====== Source material ======

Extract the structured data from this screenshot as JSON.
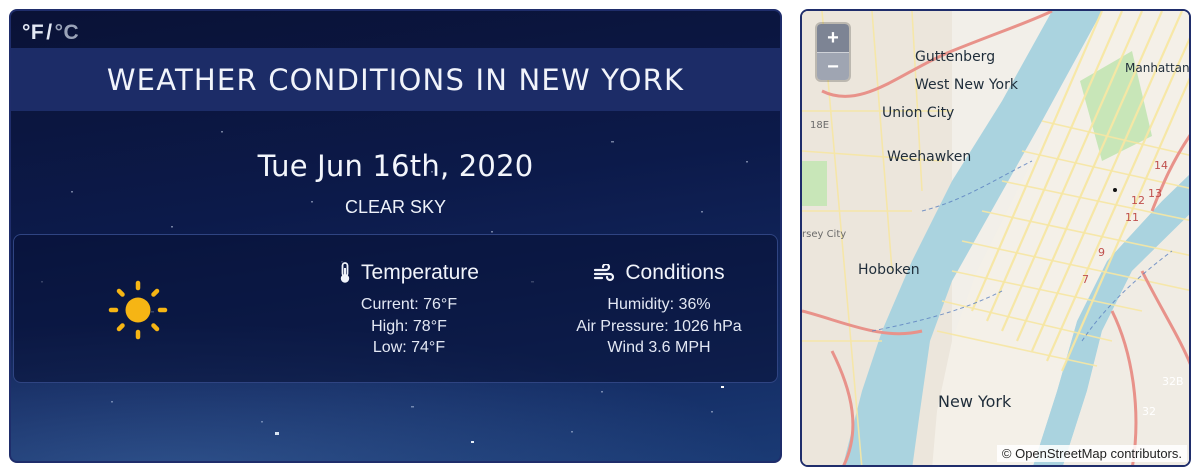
{
  "units": {
    "fahrenheit": "°F",
    "separator": "/",
    "celsius": "°C",
    "active": "fahrenheit"
  },
  "title": "WEATHER CONDITIONS IN NEW YORK",
  "date": "Tue Jun 16th, 2020",
  "description": "CLEAR SKY",
  "weather_icon": "sun-icon",
  "temperature": {
    "heading": "Temperature",
    "icon": "thermometer-icon",
    "current": "Current: 76°F",
    "high": "High: 78°F",
    "low": "Low: 74°F"
  },
  "conditions": {
    "heading": "Conditions",
    "icon": "wind-icon",
    "humidity": "Humidity: 36%",
    "pressure": "Air Pressure: 1026 hPa",
    "wind": "Wind 3.6 MPH"
  },
  "map": {
    "zoom_in": "+",
    "zoom_out": "−",
    "attribution": "© OpenStreetMap contributors.",
    "labels": {
      "guttenberg": "Guttenberg",
      "west_new_york": "West New York",
      "union_city": "Union City",
      "weehawken": "Weehawken",
      "hoboken": "Hoboken",
      "manhattan": "Manhattan",
      "new_york": "New York",
      "jersey_city": "rsey City",
      "r18e": "18E",
      "r14": "14",
      "r13": "13",
      "r12": "12",
      "r11": "11",
      "r9": "9",
      "r7": "7",
      "r32b": "32B",
      "r32": "32"
    }
  },
  "colors": {
    "card_bg": "#0c1a4a",
    "title_bar": "#1c2c67",
    "sun": "#f6b514",
    "water": "#aad3df",
    "land": "#f2efe9",
    "park": "#c8e6b8",
    "highway": "#e8928a",
    "road": "#f7e7a4"
  }
}
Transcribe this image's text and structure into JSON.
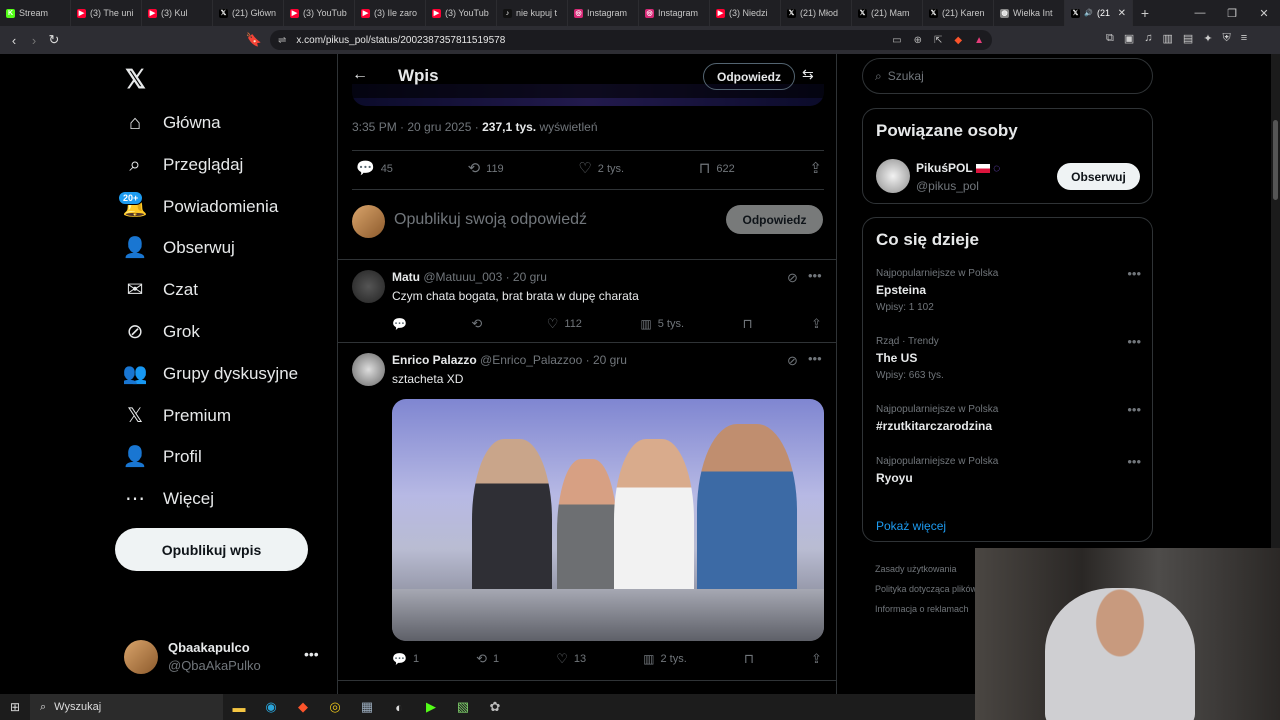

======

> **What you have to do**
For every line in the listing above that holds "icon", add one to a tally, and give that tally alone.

> **Answer space**
3